Abbyesundere, J.—I agree.
Sri Skanda Rajah, J.—
I agree that the appeal should be allowed with costs. As this is aquestion of importance, which arises frequently in courts of first instance,
I would like to state my own view very briefly.
“ The whole purpose of pleadings is to define, to clarify and to limitthe issues which are to be the subject of the pending contest.”—Jonesv. Skeltona. For this reason the Courts have been very liberal in exercis-ing the wide discretion vested in them under sections 46 and 93 of the
1 (1963) 64 N. L. R. 461.
0 (1963) 1 W. L. R. 1362 P. O. at 1373.
288SRI SKANDA RAJAH, J.—Thirumalay v. Kulandavelu
Civil Procedure Code which, in my opinion, should be read togetherin permitting an amendment at any stage of the action. This discretion,however,is subject to two restrictions, namely,
“ . . . no amendment shall be allowed which would have theeffect of converting an action of one character into an action ofanother and inconsistent character ; ” (Proviso to section 46),

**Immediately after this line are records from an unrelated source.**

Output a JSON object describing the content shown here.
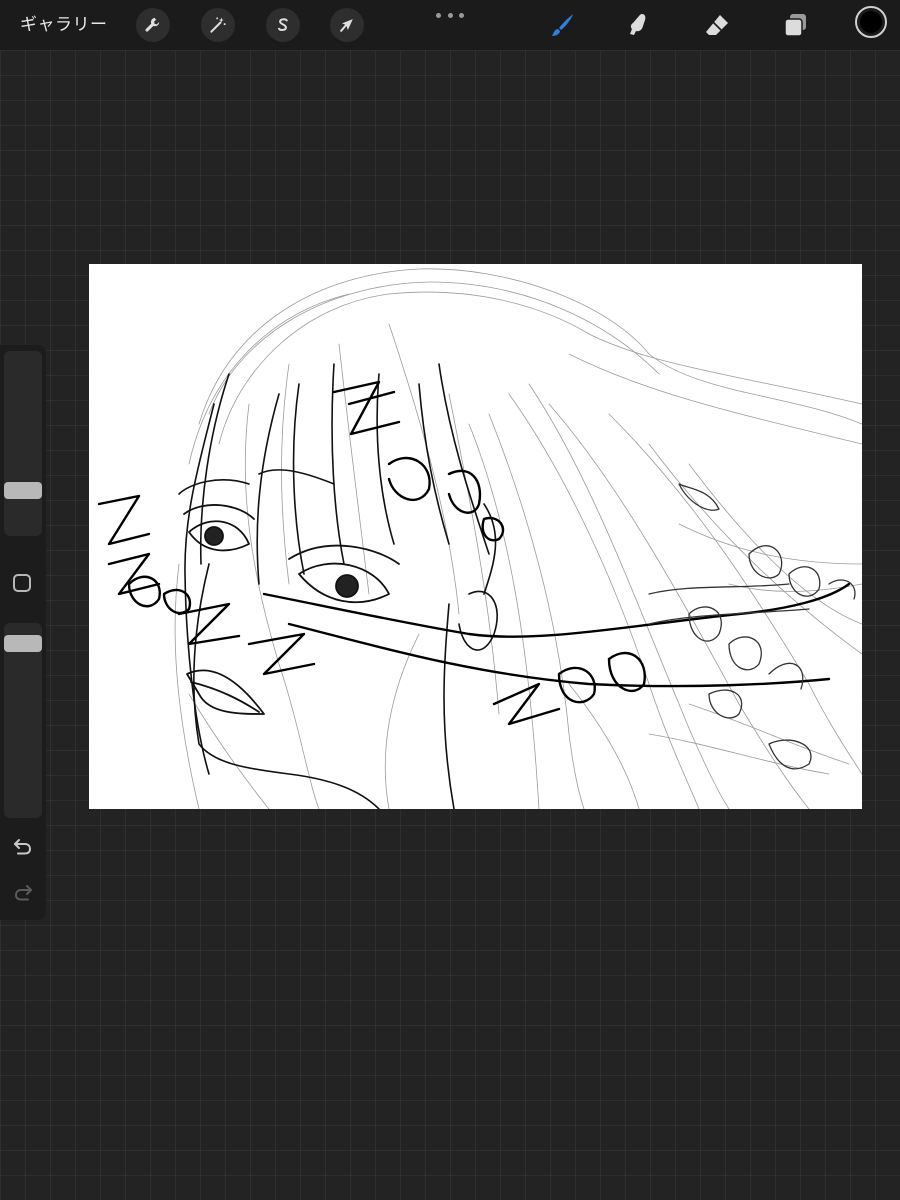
{
  "topbar": {
    "gallery_label": "ギャラリー",
    "left_tools": [
      {
        "name": "actions",
        "icon": "wrench-icon"
      },
      {
        "name": "adjustments",
        "icon": "magic-wand-icon"
      },
      {
        "name": "selection",
        "icon": "selection-s-icon"
      },
      {
        "name": "transform",
        "icon": "arrow-cursor-icon"
      }
    ],
    "more_icon": "more-dots-icon",
    "right_tools": [
      {
        "name": "brush",
        "icon": "brush-icon",
        "active": true
      },
      {
        "name": "smudge",
        "icon": "smudge-finger-icon",
        "active": false
      },
      {
        "name": "eraser",
        "icon": "eraser-icon",
        "active": false
      },
      {
        "name": "layers",
        "icon": "layers-icon",
        "active": false
      }
    ],
    "current_color": "#000000"
  },
  "sidebar": {
    "brush_size_level": 0.22,
    "brush_opacity_level": 0.93,
    "modify_icon": "square-modify-icon",
    "undo_icon": "undo-arrow-icon",
    "redo_icon": "redo-arrow-icon"
  },
  "colors": {
    "accent": "#2f7fe0",
    "toolbar_bg": "#1b1b1b",
    "workspace_bg": "#232323",
    "canvas_bg": "#ffffff"
  }
}
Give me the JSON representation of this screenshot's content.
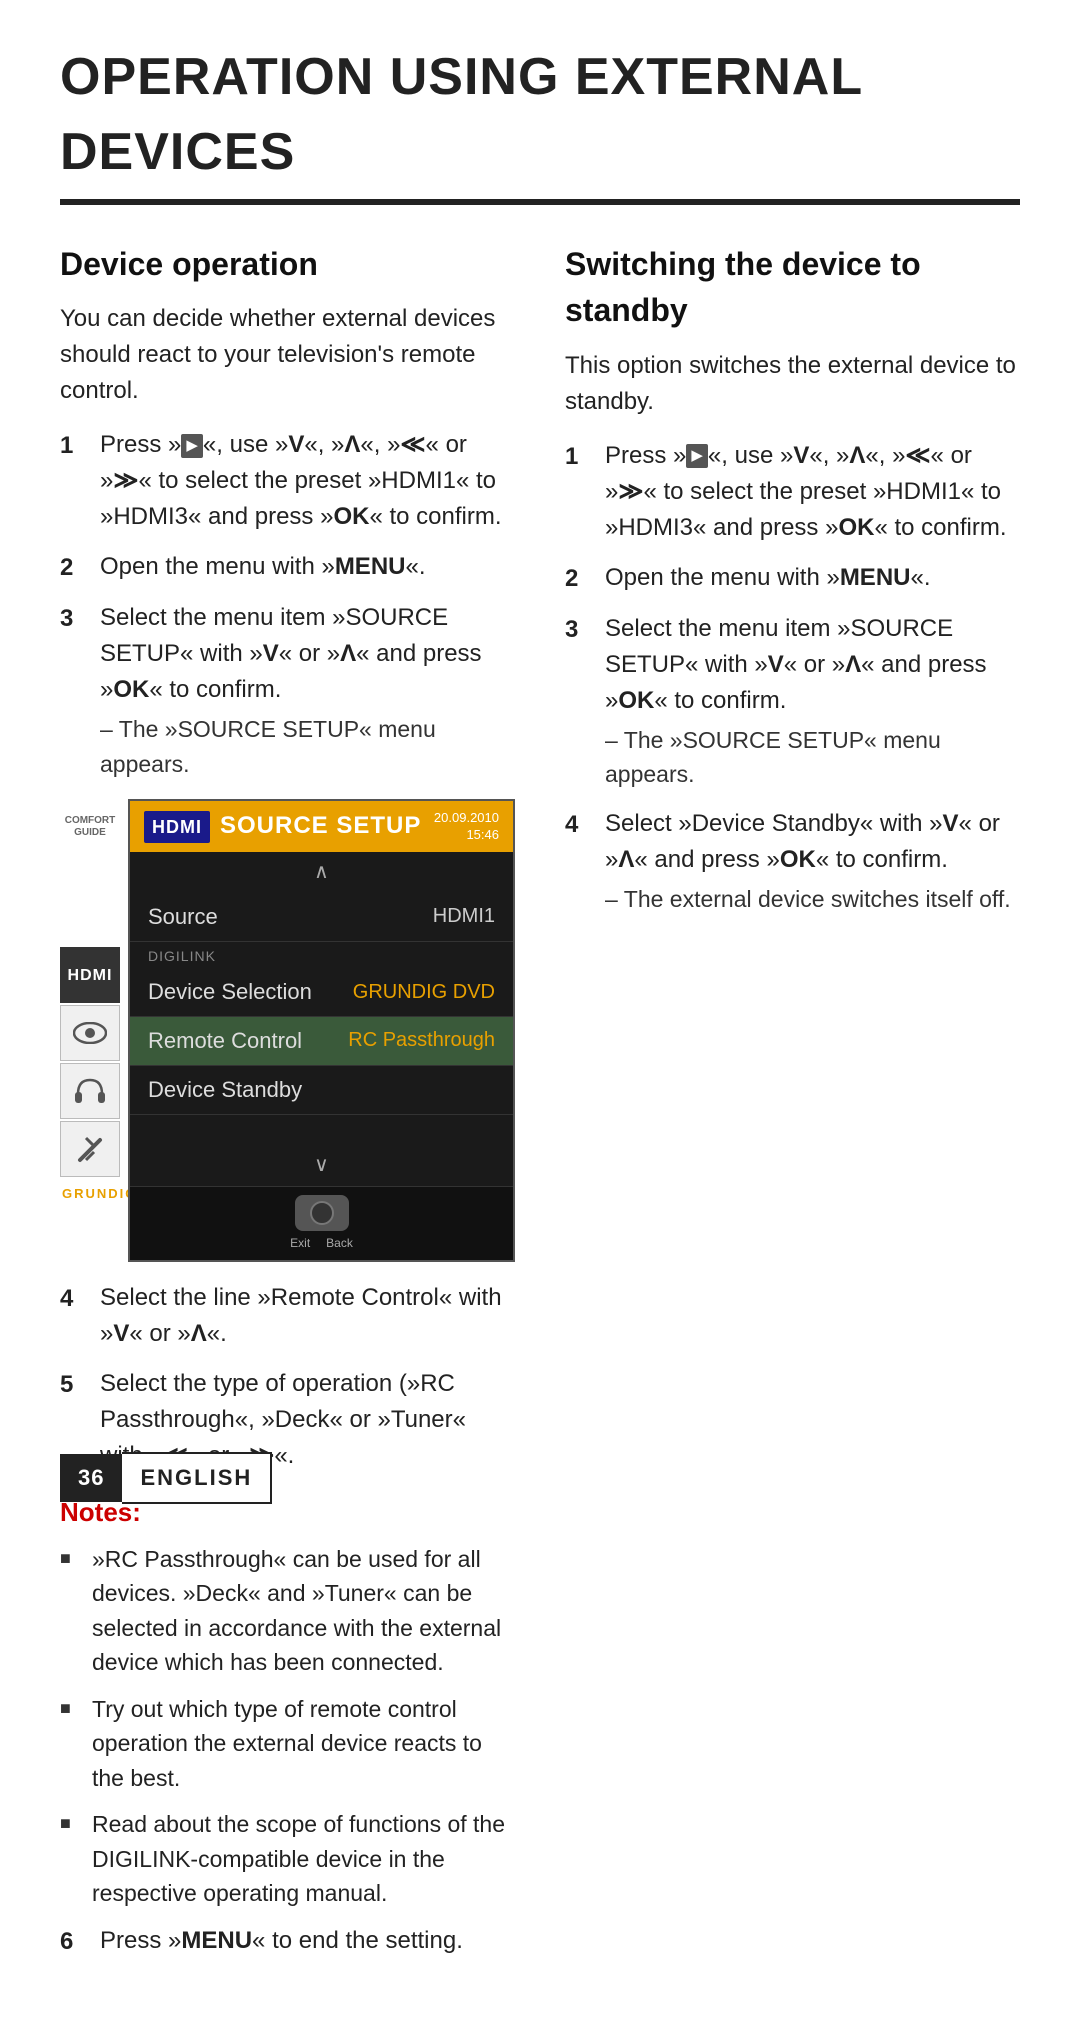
{
  "page": {
    "title": "OPERATION USING EXTERNAL DEVICES"
  },
  "left_section": {
    "heading": "Device operation",
    "intro": "You can decide whether external devices should react to your television's remote control.",
    "steps": [
      {
        "num": "1",
        "text": "Press »",
        "bold_parts": [
          "OK"
        ],
        "full": "Press »⮕«, use »V«, »Λ«, »≪« or »≫« to select the preset »HDMI1« to »HDMI3« and press »OK« to confirm."
      },
      {
        "num": "2",
        "full": "Open the menu with »MENU«."
      },
      {
        "num": "3",
        "full": "Select the menu item »SOURCE SETUP« with »V« or »Λ« and press »OK« to confirm.",
        "sub": "– The »SOURCE SETUP« menu appears."
      },
      {
        "num": "4",
        "full": "Select the line »Remote Control« with »V« or »Λ«."
      },
      {
        "num": "5",
        "full": "Select the type of operation (»RC Passthrough«, »Deck« or »Tuner« with »≪« or »≫«."
      }
    ],
    "notes_title": "Notes:",
    "notes": [
      "»RC Passthrough« can be used for all devices. »Deck« and »Tuner« can be selected in accordance with the external device which has been connected.",
      "Try out which type of remote control operation the external device reacts to the best.",
      "Read about the scope of functions of the DIGILINK-compatible device in the respective operating manual."
    ],
    "step6": "Press »MENU« to end the setting."
  },
  "right_section": {
    "heading": "Switching the device to standby",
    "intro": "This option switches the external device to standby.",
    "steps": [
      {
        "num": "1",
        "full": "Press »⮕«, use »V«, »Λ«, »≪« or »≫« to select the preset »HDMI1« to »HDMI3« and press »OK« to confirm."
      },
      {
        "num": "2",
        "full": "Open the menu with »MENU«."
      },
      {
        "num": "3",
        "full": "Select the menu item »SOURCE SETUP« with »V« or »Λ« and press »OK« to confirm.",
        "sub": "– The »SOURCE SETUP« menu appears."
      },
      {
        "num": "4",
        "full": "Select »Device Standby« with »V« or »Λ« and press »OK« to confirm.",
        "sub": "– The external device switches itself off."
      }
    ]
  },
  "tv_menu": {
    "header": {
      "badge": "HDMI",
      "title": "SOURCE SETUP",
      "date": "20.09.2010",
      "time": "15:46"
    },
    "rows": [
      {
        "label": "Source",
        "value": "HDMI1",
        "highlighted": false,
        "digilink": false
      },
      {
        "label": "DIGILINK",
        "value": "",
        "highlighted": false,
        "digilink": true
      },
      {
        "label": "Device Selection",
        "value": "GRUNDIG DVD",
        "highlighted": false,
        "digilink": false
      },
      {
        "label": "Remote Control",
        "value": "RC Passthrough",
        "highlighted": true,
        "digilink": false
      },
      {
        "label": "Device Standby",
        "value": "",
        "highlighted": false,
        "digilink": false
      }
    ],
    "exit_label": "Exit",
    "back_label": "Back",
    "grundig": "GRUNDIG"
  },
  "sidebar_icons": [
    {
      "label": "COMFORT\nGUIDE",
      "type": "guide"
    },
    {
      "label": "HDMI",
      "type": "hdmi"
    },
    {
      "label": "eye",
      "type": "eye"
    },
    {
      "label": "audio",
      "type": "audio"
    },
    {
      "label": "tools",
      "type": "tools"
    }
  ],
  "footer": {
    "number": "36",
    "language": "ENGLISH"
  }
}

“ No amendment shall be allowed which works an injustice tothe other side, for example, an amendment which would have theeffect of depriving the other side of a plea of prescription.”
The amendment proposed in this case would fall within the first restric-tion. The plaintiff came into Court basing his action on a contract ofpartnership. The proposed amendment or substitution (the latter beingthe more appropriate term) is on the basis of a completely differentlegal relation, namely, trust. This would convert the action into “ oneof another and inconsistent character In S. C. 99/62 (Interlocutory)—
C. Colombo 52707/M (S. C. Minutes of 29.5.64) this Court expresseditself as follows :—
“Where a plaintiff bases his claim on a specific legal relation allegedto exist between him and the defendant, he should not be allowedto amend the plaint so as to base it on a different legal relation.”—per Sri Skanda Rajah, J.
S. TTHIRUMALAY and anothers, Appellants, and P. KULANDAVELU, Respondent